by Kendra B. Stewart, College of Charleston:
One of my fondest recent conference experiences was sitting next to Paul Danczyk at an ASPA plenary session while his two young children played quietly on the floor in front of us. If you had told me 15 years ago when I was bringing my young children to public administration conferences that in the near future I would be sitting next to an ASPA Vice President as he modeled good parenting and partnering in a general session I would not have believed it. I was so pleased that Paul was sending a message that even though childcare was not an option at the conference, bringing your children still is an option.
There was a time when I first began conferencing (I choose not to say how long ago that was) when childcare was periodically offered at conferences. Particularly academic conferences. I never used this option because I was fortunate to have a partner who usually was able and willing to travel with me so our children could come and I could do the things I needed to do (like nurse and kiss my children goodnight) while working. This practice seems to have gone by the wayside and mostly, from what I can tell, it is because of underutilization. However, I am certain that organizations like ASPA would be willing to bring this back if they thought it would be used.
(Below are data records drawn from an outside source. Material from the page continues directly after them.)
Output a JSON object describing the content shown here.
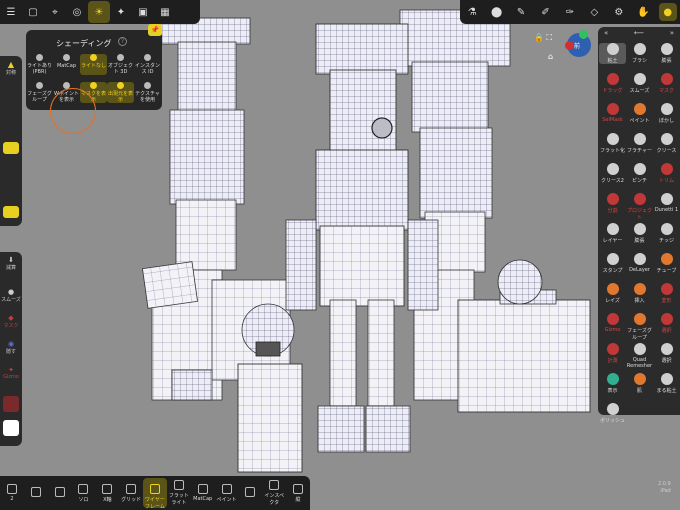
{
  "shading_panel": {
    "title": "シェーディング",
    "help": "?",
    "pin": "📌",
    "row1": [
      "ライトあり (PBR)",
      "MatCap",
      "ライトなし",
      "オブジェクト 3D",
      "インスタンス ID"
    ],
    "row2": [
      "フェーズグループ",
      "Wポイントを表示",
      "マスクを表示",
      "出現元を表示",
      "テクスチャを使用"
    ],
    "active_index": 2
  },
  "top_toolbar": [
    "☰",
    "▢",
    "⌖",
    "◎",
    "☀",
    "✦",
    "▣",
    "▦"
  ],
  "top_right_toolbar": [
    "⚗",
    "⬤",
    "✎",
    "✐",
    "✑",
    "◇",
    "⚙",
    "✋",
    "●"
  ],
  "gizmo_label": "前",
  "left_bar": {
    "symmetry_label": "対称",
    "reduce_label": "減算",
    "smooth_label": "スムーズ",
    "mask_label": "マスク",
    "hide_label": "隠す",
    "gizmo_label": "Gizmo"
  },
  "right_panel": {
    "head_left": "«",
    "head_mid": "⟵",
    "head_right": "»",
    "tools": [
      {
        "label": "粘土",
        "sel": true
      },
      {
        "label": "ブラシ"
      },
      {
        "label": "膨張"
      },
      {
        "label": "ドラッグ",
        "red": true
      },
      {
        "label": "スムーズ"
      },
      {
        "label": "マスク",
        "red": true
      },
      {
        "label": "SelMask",
        "red": true
      },
      {
        "label": "ペイント",
        "orange": true
      },
      {
        "label": "ぼかし"
      },
      {
        "label": "フラット化"
      },
      {
        "label": "フラチャー"
      },
      {
        "label": "クリース"
      },
      {
        "label": "クリース2"
      },
      {
        "label": "ピンチ"
      },
      {
        "label": "トリム",
        "red": true
      },
      {
        "label": "分割",
        "red": true
      },
      {
        "label": "プロジェクト",
        "red": true
      },
      {
        "label": "Dunetti 1"
      },
      {
        "label": "レイヤー"
      },
      {
        "label": "膨張"
      },
      {
        "label": "チッジ"
      },
      {
        "label": "スタンプ"
      },
      {
        "label": "DeLayer"
      },
      {
        "label": "チューブ",
        "orange": true
      },
      {
        "label": "レイズ",
        "orange": true
      },
      {
        "label": "挿入",
        "orange": true
      },
      {
        "label": "変形",
        "red": true
      },
      {
        "label": "Gizmo",
        "red": true
      },
      {
        "label": "フェーズグループ",
        "orange": true
      },
      {
        "label": "選択",
        "red": true
      },
      {
        "label": "計測",
        "red": true
      },
      {
        "label": "Quad Remesher"
      },
      {
        "label": "選択"
      },
      {
        "label": "表示",
        "green": true
      },
      {
        "label": "肌",
        "orange": true
      },
      {
        "label": "まる粘土"
      },
      {
        "label": "ポリッシュ"
      }
    ]
  },
  "bottom_bar": [
    {
      "label": "2"
    },
    {
      "label": ""
    },
    {
      "label": ""
    },
    {
      "label": "ソロ"
    },
    {
      "label": "X軸"
    },
    {
      "label": "グリッド"
    },
    {
      "label": "ワイヤーフレーム",
      "active": true
    },
    {
      "label": "フラットライト"
    },
    {
      "label": "MatCap"
    },
    {
      "label": "ペイント"
    },
    {
      "label": ""
    },
    {
      "label": "インスペクタ"
    },
    {
      "label": "縦"
    }
  ],
  "version": {
    "line1": "2.0.9",
    "line2": "iPad"
  }
}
With record numbers of women in the workforce, there is no doubt that we need to rethink what we are doing in terms of allowing more work/life balance into our professional meetings – for both women AND men. Conferencing with your children can be a wonderful experience, but it can also be stressful if there is not good support. I recall one conference with my then 5-year-old son when I had to bring him to a panel I was on because there was no other option. He was fairly well behaved, coloring in his books on a chair, until I began my presentation. At that point he stood up and announced that I was his mother and began waving. No one in the room was amused, except for one of my co-panelists. I was mortified. We need to be sure that our working parents with young children have the opportunity to participate in and enjoy our conference experiences while still tending to their families if they choose to bring them.
So, I pose the question to you all – our next generation of scholars and practitioners – what can we do to offer you the support you need if you choose to bring your children to a conference? Is the traditional childcare model of interest? Or do you have another idea that could prove more successful? How do we send a message that we are family-friendly and that you don’t have to choose between tending to your career OR tending to your children? All ideas are welcome and I am listening!
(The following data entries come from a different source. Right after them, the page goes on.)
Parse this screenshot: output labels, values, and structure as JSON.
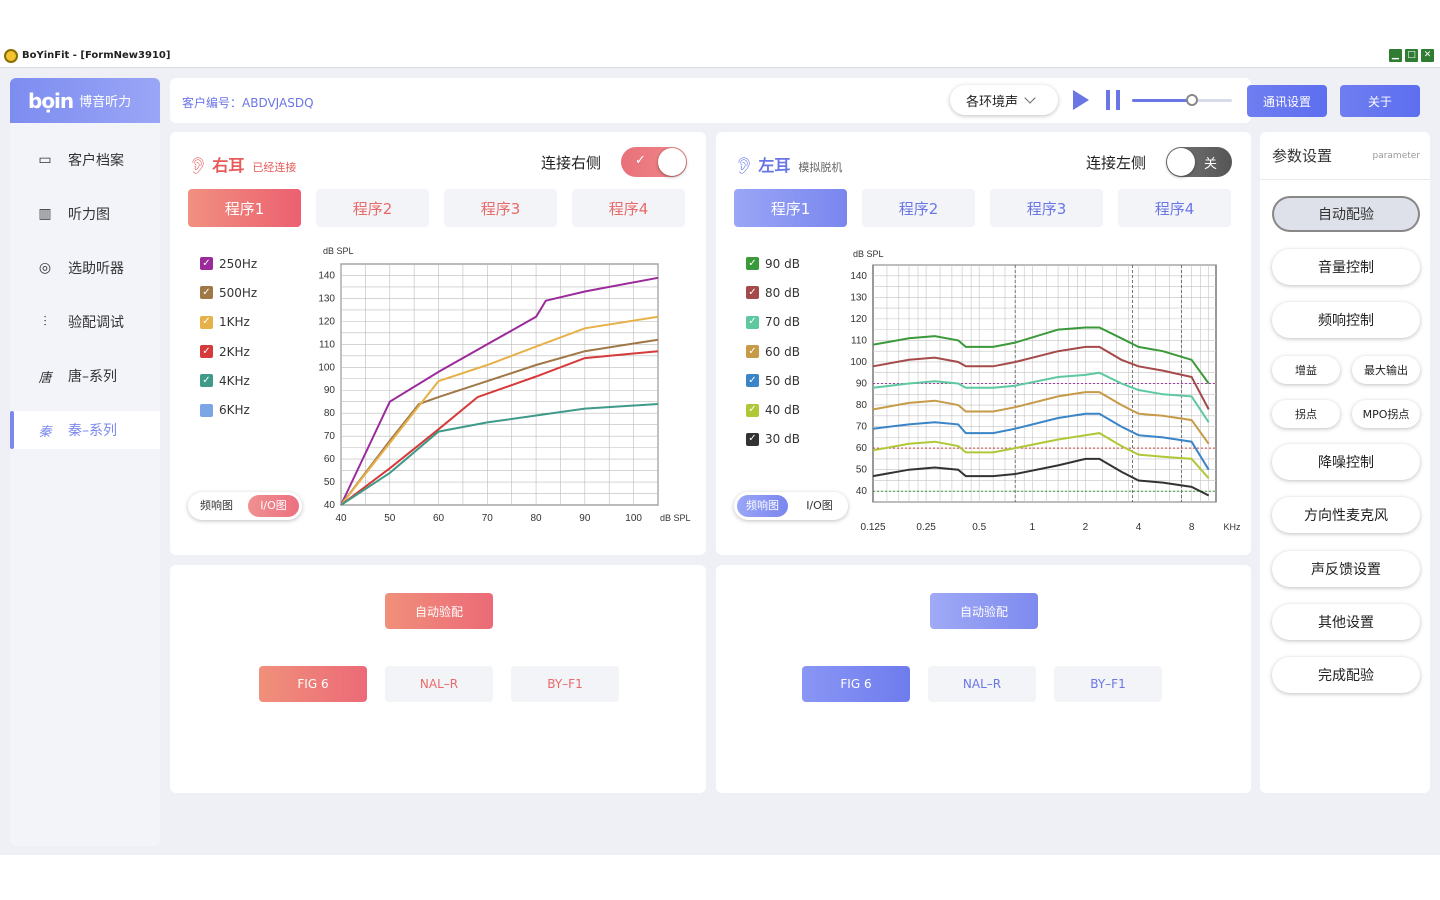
{
  "window": {
    "title": "BoYinFit - [FormNew3910]",
    "min": "▁",
    "max": "□",
    "close": "✕"
  },
  "brand": {
    "logo": "bọin",
    "name": "博音听力"
  },
  "nav": [
    {
      "label": "客户档案",
      "icon": "folder-icon",
      "glyph": "▭"
    },
    {
      "label": "听力图",
      "icon": "bar-chart-icon",
      "glyph": "▥"
    },
    {
      "label": "选助听器",
      "icon": "hearing-aid-icon",
      "glyph": "◎"
    },
    {
      "label": "验配调试",
      "icon": "sliders-icon",
      "glyph": "⫶"
    },
    {
      "label": "唐–系列",
      "icon": "tang-series-icon",
      "glyph": "唐"
    },
    {
      "label": "秦–系列",
      "icon": "qin-series-icon",
      "glyph": "秦"
    }
  ],
  "topbar": {
    "client_id": "客户编号：ABDVJASDQ",
    "env": "各环境声",
    "comm_btn": "通讯设置",
    "about_btn": "关于",
    "volume": 0.6
  },
  "right_ear": {
    "name": "右耳",
    "status": "已经连接",
    "connect_label": "连接右侧",
    "toggle_label": "✓",
    "tabs": [
      "程序1",
      "程序2",
      "程序3",
      "程序4"
    ],
    "legend": [
      {
        "label": "250Hz",
        "color": "#9b2a9b"
      },
      {
        "label": "500Hz",
        "color": "#a07848"
      },
      {
        "label": "1KHz",
        "color": "#e7b14a"
      },
      {
        "label": "2KHz",
        "color": "#d63a3a"
      },
      {
        "label": "4KHz",
        "color": "#3f9a8a"
      },
      {
        "label": "6KHz",
        "color": "#7aa6e6"
      }
    ],
    "view_freq": "频响图",
    "view_io": "I/O图",
    "auto_btn": "自动验配",
    "formulas": [
      "FIG  6",
      "NAL–R",
      "BY–F1"
    ]
  },
  "left_ear": {
    "name": "左耳",
    "status": "模拟脱机",
    "connect_label": "连接左侧",
    "toggle_label": "关",
    "tabs": [
      "程序1",
      "程序2",
      "程序3",
      "程序4"
    ],
    "legend": [
      {
        "label": "90 dB",
        "color": "#3a9a3a"
      },
      {
        "label": "80 dB",
        "color": "#a54a4a"
      },
      {
        "label": "70 dB",
        "color": "#5ec8a0"
      },
      {
        "label": "60 dB",
        "color": "#c79a48"
      },
      {
        "label": "50 dB",
        "color": "#3a84c8"
      },
      {
        "label": "40 dB",
        "color": "#b0c838"
      },
      {
        "label": "30 dB",
        "color": "#333333"
      }
    ],
    "view_freq": "频响图",
    "view_io": "I/O图",
    "auto_btn": "自动验配",
    "formulas": [
      "FIG  6",
      "NAL–R",
      "BY–F1"
    ]
  },
  "params": {
    "title": "参数设置",
    "subtitle": "parameter",
    "buttons": [
      "自动配验",
      "音量控制",
      "频响控制",
      "降噪控制",
      "方向性麦克风",
      "声反馈设置",
      "其他设置",
      "完成配验"
    ],
    "small": [
      "增益",
      "最大输出",
      "拐点",
      "MPO拐点"
    ]
  },
  "chart_data": [
    {
      "type": "line",
      "title": "",
      "ylabel": "dB SPL",
      "xlabel": "dB SPL",
      "xlim": [
        40,
        105
      ],
      "ylim": [
        40,
        145
      ],
      "xticks": [
        40,
        50,
        60,
        70,
        80,
        90,
        100
      ],
      "yticks": [
        40,
        50,
        60,
        70,
        80,
        90,
        100,
        110,
        120,
        130,
        140
      ],
      "series": [
        {
          "name": "250Hz",
          "color": "#9b2a9b",
          "points": [
            [
              40,
              40
            ],
            [
              50,
              85
            ],
            [
              60,
              98
            ],
            [
              70,
              110
            ],
            [
              80,
              122
            ],
            [
              82,
              129
            ],
            [
              90,
              133
            ],
            [
              105,
              139
            ]
          ]
        },
        {
          "name": "500Hz",
          "color": "#a07848",
          "points": [
            [
              40,
              40
            ],
            [
              50,
              68
            ],
            [
              56,
              84
            ],
            [
              60,
              87
            ],
            [
              70,
              94
            ],
            [
              80,
              101
            ],
            [
              90,
              107
            ],
            [
              105,
              112
            ]
          ]
        },
        {
          "name": "1KHz",
          "color": "#e7b14a",
          "points": [
            [
              40,
              40
            ],
            [
              50,
              67
            ],
            [
              60,
              94
            ],
            [
              70,
              101
            ],
            [
              80,
              109
            ],
            [
              90,
              117
            ],
            [
              105,
              122
            ]
          ]
        },
        {
          "name": "2KHz",
          "color": "#d63a3a",
          "points": [
            [
              40,
              40
            ],
            [
              50,
              56
            ],
            [
              60,
              73
            ],
            [
              68,
              87
            ],
            [
              80,
              96
            ],
            [
              90,
              104
            ],
            [
              105,
              107
            ]
          ]
        },
        {
          "name": "4KHz",
          "color": "#3f9a8a",
          "points": [
            [
              40,
              40
            ],
            [
              50,
              54
            ],
            [
              60,
              72
            ],
            [
              70,
              76
            ],
            [
              80,
              79
            ],
            [
              90,
              82
            ],
            [
              105,
              84
            ]
          ]
        }
      ]
    },
    {
      "type": "line",
      "title": "",
      "ylabel": "dB SPL",
      "xlabel": "KHz",
      "xscale": "log",
      "xlim": [
        0.125,
        11
      ],
      "ylim": [
        35,
        145
      ],
      "xticks": [
        "0.125",
        "0.25",
        "0.5",
        "1",
        "2",
        "4",
        "8"
      ],
      "yticks": [
        40,
        50,
        60,
        70,
        80,
        90,
        100,
        110,
        120,
        130,
        140
      ],
      "series": [
        {
          "name": "90 dB",
          "color": "#3a9a3a",
          "points": [
            [
              0.125,
              108
            ],
            [
              0.2,
              111
            ],
            [
              0.28,
              112
            ],
            [
              0.38,
              110
            ],
            [
              0.42,
              107
            ],
            [
              0.6,
              107
            ],
            [
              0.8,
              109
            ],
            [
              1.4,
              115
            ],
            [
              2.0,
              116
            ],
            [
              2.4,
              116
            ],
            [
              3.2,
              111
            ],
            [
              4.0,
              107
            ],
            [
              5.5,
              105
            ],
            [
              8.0,
              101
            ],
            [
              10,
              90
            ]
          ]
        },
        {
          "name": "80 dB",
          "color": "#a54a4a",
          "points": [
            [
              0.125,
              98
            ],
            [
              0.2,
              101
            ],
            [
              0.28,
              102
            ],
            [
              0.38,
              100
            ],
            [
              0.42,
              98
            ],
            [
              0.6,
              98
            ],
            [
              0.8,
              100
            ],
            [
              1.4,
              105
            ],
            [
              2.0,
              107
            ],
            [
              2.4,
              107
            ],
            [
              3.2,
              101
            ],
            [
              4.0,
              98
            ],
            [
              5.5,
              96
            ],
            [
              8.0,
              93
            ],
            [
              10,
              78
            ]
          ]
        },
        {
          "name": "70 dB",
          "color": "#5ec8a0",
          "points": [
            [
              0.125,
              88
            ],
            [
              0.2,
              90
            ],
            [
              0.28,
              91
            ],
            [
              0.38,
              90
            ],
            [
              0.42,
              88
            ],
            [
              0.6,
              88
            ],
            [
              0.8,
              89
            ],
            [
              1.4,
              93
            ],
            [
              2.0,
              94
            ],
            [
              2.4,
              95
            ],
            [
              3.2,
              90
            ],
            [
              4.0,
              87
            ],
            [
              5.5,
              85
            ],
            [
              8.0,
              84
            ],
            [
              10,
              72
            ]
          ]
        },
        {
          "name": "60 dB",
          "color": "#c79a48",
          "points": [
            [
              0.125,
              78
            ],
            [
              0.2,
              81
            ],
            [
              0.28,
              82
            ],
            [
              0.38,
              80
            ],
            [
              0.42,
              77
            ],
            [
              0.6,
              77
            ],
            [
              0.8,
              79
            ],
            [
              1.4,
              84
            ],
            [
              2.0,
              86
            ],
            [
              2.4,
              86
            ],
            [
              3.2,
              80
            ],
            [
              4.0,
              76
            ],
            [
              5.5,
              75
            ],
            [
              8.0,
              73
            ],
            [
              10,
              62
            ]
          ]
        },
        {
          "name": "50 dB",
          "color": "#3a84c8",
          "points": [
            [
              0.125,
              69
            ],
            [
              0.2,
              71
            ],
            [
              0.28,
              72
            ],
            [
              0.38,
              71
            ],
            [
              0.42,
              67
            ],
            [
              0.6,
              67
            ],
            [
              0.8,
              69
            ],
            [
              1.4,
              74
            ],
            [
              2.0,
              76
            ],
            [
              2.4,
              76
            ],
            [
              3.2,
              70
            ],
            [
              4.0,
              66
            ],
            [
              5.5,
              65
            ],
            [
              8.0,
              63
            ],
            [
              10,
              50
            ]
          ]
        },
        {
          "name": "40 dB",
          "color": "#b0c838",
          "points": [
            [
              0.125,
              59
            ],
            [
              0.2,
              62
            ],
            [
              0.28,
              63
            ],
            [
              0.38,
              61
            ],
            [
              0.42,
              58
            ],
            [
              0.6,
              58
            ],
            [
              0.8,
              60
            ],
            [
              1.4,
              64
            ],
            [
              2.0,
              66
            ],
            [
              2.4,
              67
            ],
            [
              3.2,
              61
            ],
            [
              4.0,
              57
            ],
            [
              5.5,
              56
            ],
            [
              8.0,
              55
            ],
            [
              10,
              46
            ]
          ]
        },
        {
          "name": "30 dB",
          "color": "#333333",
          "points": [
            [
              0.125,
              47
            ],
            [
              0.2,
              50
            ],
            [
              0.28,
              51
            ],
            [
              0.38,
              50
            ],
            [
              0.42,
              47
            ],
            [
              0.6,
              47
            ],
            [
              0.8,
              48
            ],
            [
              1.4,
              52
            ],
            [
              2.0,
              55
            ],
            [
              2.4,
              55
            ],
            [
              3.2,
              49
            ],
            [
              4.0,
              45
            ],
            [
              5.5,
              44
            ],
            [
              8.0,
              42
            ],
            [
              10,
              38
            ]
          ]
        }
      ],
      "reference_lines": [
        {
          "y": 90,
          "color": "#a040a0"
        },
        {
          "y": 60,
          "color": "#c04040"
        },
        {
          "y": 40,
          "color": "#3a9a3a"
        }
      ]
    }
  ]
}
About the author:
Kendra B. Stewart is Professor of Political Science and Public Administration and Director of the Joseph P. Riley, Jr. Center for Livable Communities at the College of Charleston. Her research interests include South Carolina government, non-profit management, state and local government, food policy, and women and politics. She is co-editor of a book entitled The Practice of Government Public Relations. The articles she has authored have appeared in various journals including Urban Affairs Review, Public Finance and Management, Perspective in Politics, Journal of Public Affairs Education, Journal of Hunger and Environmental Nutrition as well as in various scholarly books.
Dr. Stewart is a fellow of the National Academy of Public Administration (NAPA), an independent, nonprofit, and non-partisan organization chartered by Congress to assist government leaders in building more effective, efficient, accountable, and transparent organizations. She was also elected to serve as President of the American Society for Public Administration (ASPA) for 2020-2021. Dr. Stewart has conducted political analysis for a variety of print, radio and television media, including Good Morning America, Fox News Channel, the Associated Press, The New Yorker, and National Public Radio.
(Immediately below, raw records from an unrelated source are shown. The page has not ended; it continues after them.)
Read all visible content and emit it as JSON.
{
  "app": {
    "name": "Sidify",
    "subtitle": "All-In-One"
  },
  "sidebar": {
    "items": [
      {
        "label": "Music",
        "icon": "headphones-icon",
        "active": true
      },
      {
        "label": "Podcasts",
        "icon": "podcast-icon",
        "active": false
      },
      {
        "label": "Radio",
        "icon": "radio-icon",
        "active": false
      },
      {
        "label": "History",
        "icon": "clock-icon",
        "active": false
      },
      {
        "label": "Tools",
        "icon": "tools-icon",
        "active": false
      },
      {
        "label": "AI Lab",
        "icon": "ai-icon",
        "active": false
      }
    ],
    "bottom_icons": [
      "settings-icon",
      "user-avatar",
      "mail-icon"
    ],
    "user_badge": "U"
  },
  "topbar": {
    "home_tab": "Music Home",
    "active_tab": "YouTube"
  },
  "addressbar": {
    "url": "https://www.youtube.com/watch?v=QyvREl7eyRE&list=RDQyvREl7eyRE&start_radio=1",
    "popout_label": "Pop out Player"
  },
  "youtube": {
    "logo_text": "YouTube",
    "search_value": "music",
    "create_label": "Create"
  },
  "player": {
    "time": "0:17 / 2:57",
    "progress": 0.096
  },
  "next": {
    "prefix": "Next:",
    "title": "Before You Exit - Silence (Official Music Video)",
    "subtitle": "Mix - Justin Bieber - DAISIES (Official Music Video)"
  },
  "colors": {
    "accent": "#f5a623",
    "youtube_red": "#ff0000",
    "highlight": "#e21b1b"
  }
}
Dr. Stewart received her undergraduate degree from the University of Central Florida and her Master of Public Administration and Ph.D. in Political Science from the University of South Carolina. Prior to her current position, Dr. Stewart was a faculty member at Eastern Kentucky University and worked for the state of South Carolina Budget and Control Board. In addition, she has conducted program evaluations and strategic planning assistance to a variety of public and nonprofit organizations. Dr. Stewart is very involved in the community as well, serving on the boards of several professional and non-profit organizations.